§ **Exercise objective**
All of the records below are to be copied exactly.

--------------------

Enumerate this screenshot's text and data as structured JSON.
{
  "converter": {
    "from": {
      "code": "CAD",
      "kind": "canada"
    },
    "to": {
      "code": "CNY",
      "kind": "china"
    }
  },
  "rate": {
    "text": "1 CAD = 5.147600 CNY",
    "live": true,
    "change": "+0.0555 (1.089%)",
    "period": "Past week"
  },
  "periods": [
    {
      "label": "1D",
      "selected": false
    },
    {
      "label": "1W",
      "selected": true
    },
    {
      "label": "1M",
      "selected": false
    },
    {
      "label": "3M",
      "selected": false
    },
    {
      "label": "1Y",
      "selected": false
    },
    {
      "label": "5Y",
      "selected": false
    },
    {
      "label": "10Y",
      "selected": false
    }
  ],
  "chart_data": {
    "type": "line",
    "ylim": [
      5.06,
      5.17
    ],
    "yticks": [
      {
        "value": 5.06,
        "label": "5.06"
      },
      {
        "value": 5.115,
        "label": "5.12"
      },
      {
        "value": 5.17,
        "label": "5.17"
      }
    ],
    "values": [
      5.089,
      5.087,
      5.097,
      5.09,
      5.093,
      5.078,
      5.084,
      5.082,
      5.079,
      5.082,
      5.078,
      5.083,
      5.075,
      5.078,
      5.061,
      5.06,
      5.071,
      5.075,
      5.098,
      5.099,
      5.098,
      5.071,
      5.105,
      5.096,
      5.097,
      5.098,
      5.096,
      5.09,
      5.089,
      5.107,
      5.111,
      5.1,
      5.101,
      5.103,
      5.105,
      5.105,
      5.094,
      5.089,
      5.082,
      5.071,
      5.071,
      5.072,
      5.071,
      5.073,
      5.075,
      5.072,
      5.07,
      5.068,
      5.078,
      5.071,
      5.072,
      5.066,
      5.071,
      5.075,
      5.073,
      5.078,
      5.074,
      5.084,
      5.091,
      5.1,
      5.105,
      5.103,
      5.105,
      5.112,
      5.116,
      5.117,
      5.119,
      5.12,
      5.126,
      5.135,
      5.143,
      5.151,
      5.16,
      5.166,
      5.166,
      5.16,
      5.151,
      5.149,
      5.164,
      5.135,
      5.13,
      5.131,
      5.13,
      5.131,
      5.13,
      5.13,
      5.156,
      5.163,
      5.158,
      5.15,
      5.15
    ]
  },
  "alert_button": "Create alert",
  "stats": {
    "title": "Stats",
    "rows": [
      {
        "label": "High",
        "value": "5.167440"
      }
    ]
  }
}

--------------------

§ **Solved exercise**
Enumerate this screenshot's text and data as structured JSON.
{
  "converter": {
    "from": {
      "code": "CAD",
      "kind": "canada"
    },
    "to": {
      "code": "CNY",
      "kind": "china"
    }
  },
  "rate": {
    "text": "1 CAD = 5.147600 CNY",
    "live": true,
    "change": "+0.0555 (1.089%)",
    "period": "Past week"
  },
  "periods": [
    {
      "label": "1D",
      "selected": false
    },
    {
      "label": "1W",
      "selected": true
    },
    {
      "label": "1M",
      "selected": false
    },
    {
      "label": "3M",
      "selected": false
    },
    {
      "label": "1Y",
      "selected": false
    },
    {
      "label": "5Y",
      "selected": false
    },
    {
      "label": "10Y",
      "selected": false
    }
  ],
  "chart_data": {
    "type": "line",
    "ylim": [
      5.06,
      5.17
    ],
    "yticks": [
      {
        "value": 5.06,
        "label": "5.06"
      },
      {
        "value": 5.115,
        "label": "5.12"
      },
      {
        "value": 5.17,
        "label": "5.17"
      }
    ],
    "values": [
      5.089,
      5.087,
      5.097,
      5.09,
      5.093,
      5.078,
      5.084,
      5.082,
      5.079,
      5.082,
      5.078,
      5.083,
      5.075,
      5.078,
      5.061,
      5.06,
      5.071,
      5.075,
      5.098,
      5.099,
      5.098,
      5.071,
      5.105,
      5.096,
      5.097,
      5.098,
      5.096,
      5.09,
      5.089,
      5.107,
      5.111,
      5.1,
      5.101,
      5.103,
      5.105,
      5.105,
      5.094,
      5.089,
      5.082,
      5.071,
      5.071,
      5.072,
      5.071,
      5.073,
      5.075,
      5.072,
      5.07,
      5.068,
      5.078,
      5.071,
      5.072,
      5.066,
      5.071,
      5.075,
      5.073,
      5.078,
      5.074,
      5.084,
      5.091,
      5.1,
      5.105,
      5.103,
      5.105,
      5.112,
      5.116,
      5.117,
      5.119,
      5.12,
      5.126,
      5.135,
      5.143,
      5.151,
      5.16,
      5.166,
      5.166,
      5.16,
      5.151,
      5.149,
      5.164,
      5.135,
      5.13,
      5.131,
      5.13,
      5.131,
      5.13,
      5.13,
      5.156,
      5.163,
      5.158,
      5.15,
      5.15
    ]
  },
  "alert_button": "Create alert",
  "stats": {
    "title": "Stats",
    "rows": [
      {
        "label": "High",
        "value": "5.167440"
      }
    ]
  }
}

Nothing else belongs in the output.